» **Your instructions**: Each line that contains the word "JSON" is to be copied from the records below.

Start of Input data

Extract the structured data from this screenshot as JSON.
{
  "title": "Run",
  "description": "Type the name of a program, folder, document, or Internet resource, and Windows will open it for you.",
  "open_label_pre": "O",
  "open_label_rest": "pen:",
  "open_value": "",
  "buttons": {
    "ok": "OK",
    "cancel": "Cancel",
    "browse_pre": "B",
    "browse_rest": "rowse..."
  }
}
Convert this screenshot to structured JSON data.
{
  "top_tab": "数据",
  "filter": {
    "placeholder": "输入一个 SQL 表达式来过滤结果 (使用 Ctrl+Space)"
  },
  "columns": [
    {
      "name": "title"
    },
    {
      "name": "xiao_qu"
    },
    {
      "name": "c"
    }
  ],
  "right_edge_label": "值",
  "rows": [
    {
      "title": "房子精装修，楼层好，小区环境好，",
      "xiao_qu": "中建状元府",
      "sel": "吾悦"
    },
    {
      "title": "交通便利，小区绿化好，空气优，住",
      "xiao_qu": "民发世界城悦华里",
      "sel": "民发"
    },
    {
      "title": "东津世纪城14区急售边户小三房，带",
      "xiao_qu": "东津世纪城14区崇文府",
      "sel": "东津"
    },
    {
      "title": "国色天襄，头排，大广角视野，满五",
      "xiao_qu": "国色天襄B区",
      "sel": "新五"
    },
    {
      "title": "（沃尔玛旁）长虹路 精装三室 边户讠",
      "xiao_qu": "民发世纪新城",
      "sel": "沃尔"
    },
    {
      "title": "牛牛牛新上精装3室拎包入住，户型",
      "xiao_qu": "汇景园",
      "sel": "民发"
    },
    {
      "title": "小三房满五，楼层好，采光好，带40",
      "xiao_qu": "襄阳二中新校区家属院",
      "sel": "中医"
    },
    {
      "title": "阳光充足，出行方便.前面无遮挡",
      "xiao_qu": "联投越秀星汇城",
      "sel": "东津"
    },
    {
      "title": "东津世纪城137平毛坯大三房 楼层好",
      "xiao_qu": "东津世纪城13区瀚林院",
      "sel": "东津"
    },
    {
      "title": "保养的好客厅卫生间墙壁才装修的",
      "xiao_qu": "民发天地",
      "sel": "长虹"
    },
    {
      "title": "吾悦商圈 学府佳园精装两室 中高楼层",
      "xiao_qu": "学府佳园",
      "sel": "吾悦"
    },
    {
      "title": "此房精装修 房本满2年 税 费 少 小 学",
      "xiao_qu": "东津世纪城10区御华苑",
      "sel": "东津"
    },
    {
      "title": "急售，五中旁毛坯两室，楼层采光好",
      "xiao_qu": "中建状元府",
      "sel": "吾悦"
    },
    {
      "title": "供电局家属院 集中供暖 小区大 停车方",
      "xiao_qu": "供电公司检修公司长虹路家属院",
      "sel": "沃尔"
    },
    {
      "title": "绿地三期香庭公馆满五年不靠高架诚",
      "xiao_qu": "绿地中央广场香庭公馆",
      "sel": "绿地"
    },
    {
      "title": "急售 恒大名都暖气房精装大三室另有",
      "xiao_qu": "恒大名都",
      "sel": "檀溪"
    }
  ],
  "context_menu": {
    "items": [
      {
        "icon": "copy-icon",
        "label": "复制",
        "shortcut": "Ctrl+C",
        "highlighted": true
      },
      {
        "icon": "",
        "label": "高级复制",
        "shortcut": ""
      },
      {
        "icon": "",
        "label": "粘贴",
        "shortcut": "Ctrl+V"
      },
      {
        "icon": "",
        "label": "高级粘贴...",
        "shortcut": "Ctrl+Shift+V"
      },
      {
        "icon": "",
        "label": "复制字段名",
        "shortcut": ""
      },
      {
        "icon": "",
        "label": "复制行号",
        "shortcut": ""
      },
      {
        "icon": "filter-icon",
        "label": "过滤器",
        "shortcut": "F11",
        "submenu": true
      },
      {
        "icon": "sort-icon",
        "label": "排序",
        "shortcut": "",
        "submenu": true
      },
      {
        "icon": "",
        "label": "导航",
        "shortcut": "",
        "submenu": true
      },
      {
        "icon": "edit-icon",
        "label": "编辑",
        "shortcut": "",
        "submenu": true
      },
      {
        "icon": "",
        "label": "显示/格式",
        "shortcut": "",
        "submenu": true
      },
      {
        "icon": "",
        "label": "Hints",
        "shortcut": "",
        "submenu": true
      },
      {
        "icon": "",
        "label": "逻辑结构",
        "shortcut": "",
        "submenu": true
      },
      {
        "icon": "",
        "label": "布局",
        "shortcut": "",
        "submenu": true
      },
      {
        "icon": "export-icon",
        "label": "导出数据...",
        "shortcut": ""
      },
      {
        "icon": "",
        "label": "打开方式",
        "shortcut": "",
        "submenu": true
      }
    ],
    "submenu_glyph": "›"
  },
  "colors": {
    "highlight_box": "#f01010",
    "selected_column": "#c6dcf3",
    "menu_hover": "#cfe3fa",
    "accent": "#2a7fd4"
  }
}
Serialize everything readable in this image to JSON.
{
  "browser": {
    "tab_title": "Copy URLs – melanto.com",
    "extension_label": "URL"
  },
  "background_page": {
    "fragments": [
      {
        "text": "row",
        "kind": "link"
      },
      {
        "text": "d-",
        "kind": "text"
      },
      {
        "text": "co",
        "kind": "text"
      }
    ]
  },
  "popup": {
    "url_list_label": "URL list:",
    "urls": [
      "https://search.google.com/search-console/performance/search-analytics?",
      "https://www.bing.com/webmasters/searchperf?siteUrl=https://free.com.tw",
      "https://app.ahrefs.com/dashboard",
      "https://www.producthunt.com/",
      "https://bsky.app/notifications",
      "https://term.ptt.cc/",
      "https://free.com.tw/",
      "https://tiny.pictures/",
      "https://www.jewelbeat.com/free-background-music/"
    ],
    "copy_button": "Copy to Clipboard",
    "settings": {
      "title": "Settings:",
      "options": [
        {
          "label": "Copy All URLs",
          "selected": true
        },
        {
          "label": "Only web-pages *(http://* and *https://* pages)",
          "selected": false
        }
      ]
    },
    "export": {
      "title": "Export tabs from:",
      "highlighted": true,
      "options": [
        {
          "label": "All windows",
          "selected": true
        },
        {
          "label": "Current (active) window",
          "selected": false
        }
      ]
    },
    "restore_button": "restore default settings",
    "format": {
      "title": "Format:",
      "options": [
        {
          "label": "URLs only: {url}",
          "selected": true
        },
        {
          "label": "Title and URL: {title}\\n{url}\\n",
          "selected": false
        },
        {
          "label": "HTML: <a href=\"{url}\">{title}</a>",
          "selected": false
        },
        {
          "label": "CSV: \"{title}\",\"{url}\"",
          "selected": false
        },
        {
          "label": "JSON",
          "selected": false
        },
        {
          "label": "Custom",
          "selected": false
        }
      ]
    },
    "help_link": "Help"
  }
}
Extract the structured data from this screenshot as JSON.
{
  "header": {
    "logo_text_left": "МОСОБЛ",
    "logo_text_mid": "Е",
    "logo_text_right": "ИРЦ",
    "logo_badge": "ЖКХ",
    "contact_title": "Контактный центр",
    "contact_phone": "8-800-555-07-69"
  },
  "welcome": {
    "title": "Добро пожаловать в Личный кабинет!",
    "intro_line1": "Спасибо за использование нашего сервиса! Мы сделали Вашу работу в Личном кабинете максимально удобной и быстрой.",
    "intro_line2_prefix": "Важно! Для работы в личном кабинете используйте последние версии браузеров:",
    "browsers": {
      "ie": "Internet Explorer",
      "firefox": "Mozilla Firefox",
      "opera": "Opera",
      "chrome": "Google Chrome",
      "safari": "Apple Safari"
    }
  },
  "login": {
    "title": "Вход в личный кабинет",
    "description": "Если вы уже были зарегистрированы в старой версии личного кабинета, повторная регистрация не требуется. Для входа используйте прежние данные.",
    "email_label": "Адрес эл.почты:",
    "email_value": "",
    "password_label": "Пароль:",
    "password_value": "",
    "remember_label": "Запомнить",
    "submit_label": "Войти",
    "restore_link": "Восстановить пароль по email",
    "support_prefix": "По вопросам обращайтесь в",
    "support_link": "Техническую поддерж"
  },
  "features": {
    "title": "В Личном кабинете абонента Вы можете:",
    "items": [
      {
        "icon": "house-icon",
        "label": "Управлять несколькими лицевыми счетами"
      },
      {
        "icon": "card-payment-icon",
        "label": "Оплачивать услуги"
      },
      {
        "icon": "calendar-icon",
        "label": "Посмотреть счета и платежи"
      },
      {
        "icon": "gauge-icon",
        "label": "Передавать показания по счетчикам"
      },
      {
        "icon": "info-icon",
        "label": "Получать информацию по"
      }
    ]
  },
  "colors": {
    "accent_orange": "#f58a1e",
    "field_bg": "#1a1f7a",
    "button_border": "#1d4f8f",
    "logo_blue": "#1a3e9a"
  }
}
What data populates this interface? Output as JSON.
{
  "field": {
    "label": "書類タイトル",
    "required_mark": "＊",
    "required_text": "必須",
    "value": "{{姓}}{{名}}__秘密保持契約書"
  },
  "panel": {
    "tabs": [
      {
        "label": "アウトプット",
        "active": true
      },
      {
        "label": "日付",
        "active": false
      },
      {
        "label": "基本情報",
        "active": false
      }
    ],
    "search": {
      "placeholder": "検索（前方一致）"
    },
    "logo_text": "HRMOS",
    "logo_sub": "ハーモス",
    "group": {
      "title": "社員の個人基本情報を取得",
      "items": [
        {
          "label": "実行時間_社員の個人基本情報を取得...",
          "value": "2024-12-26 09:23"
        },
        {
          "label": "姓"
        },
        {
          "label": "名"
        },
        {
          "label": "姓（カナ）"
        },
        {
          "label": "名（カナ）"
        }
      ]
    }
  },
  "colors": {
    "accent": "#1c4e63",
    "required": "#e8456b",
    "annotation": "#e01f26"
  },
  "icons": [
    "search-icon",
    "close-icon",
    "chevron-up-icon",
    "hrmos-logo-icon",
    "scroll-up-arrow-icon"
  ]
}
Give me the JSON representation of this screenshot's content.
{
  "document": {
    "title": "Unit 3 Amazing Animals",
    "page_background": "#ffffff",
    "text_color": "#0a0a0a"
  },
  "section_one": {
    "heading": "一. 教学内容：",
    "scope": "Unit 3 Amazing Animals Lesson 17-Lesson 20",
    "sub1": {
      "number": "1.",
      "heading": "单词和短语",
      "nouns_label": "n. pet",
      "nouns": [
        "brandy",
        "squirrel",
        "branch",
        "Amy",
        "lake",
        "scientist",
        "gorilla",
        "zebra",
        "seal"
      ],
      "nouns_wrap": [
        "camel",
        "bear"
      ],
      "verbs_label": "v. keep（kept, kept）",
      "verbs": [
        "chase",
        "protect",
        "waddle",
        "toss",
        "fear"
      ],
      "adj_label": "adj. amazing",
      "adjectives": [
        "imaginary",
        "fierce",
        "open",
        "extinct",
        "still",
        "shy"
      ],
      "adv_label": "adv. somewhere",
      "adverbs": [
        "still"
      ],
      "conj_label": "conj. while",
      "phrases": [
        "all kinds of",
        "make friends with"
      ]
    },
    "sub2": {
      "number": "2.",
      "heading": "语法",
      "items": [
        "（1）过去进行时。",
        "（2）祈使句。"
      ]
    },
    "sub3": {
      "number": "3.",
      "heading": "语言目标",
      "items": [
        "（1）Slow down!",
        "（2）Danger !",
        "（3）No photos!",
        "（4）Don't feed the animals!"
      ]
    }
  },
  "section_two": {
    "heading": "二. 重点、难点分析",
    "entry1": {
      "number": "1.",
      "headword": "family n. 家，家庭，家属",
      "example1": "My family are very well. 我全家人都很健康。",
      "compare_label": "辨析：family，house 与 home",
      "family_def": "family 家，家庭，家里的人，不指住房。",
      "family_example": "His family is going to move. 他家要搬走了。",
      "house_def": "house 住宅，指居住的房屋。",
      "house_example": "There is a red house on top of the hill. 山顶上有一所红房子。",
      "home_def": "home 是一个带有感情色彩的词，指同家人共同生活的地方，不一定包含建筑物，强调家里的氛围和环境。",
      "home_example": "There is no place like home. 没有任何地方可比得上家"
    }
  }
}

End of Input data

» **Task answer**:
Extract the structured data from this screenshot as JSON.
Convert this screenshot to structured JSON data.
Serialize everything readable in this image to JSON.
          "label": "JSON",
Extract the structured data from this screenshot as JSON.
What data populates this interface? Output as JSON.
Give me the JSON representation of this screenshot's content.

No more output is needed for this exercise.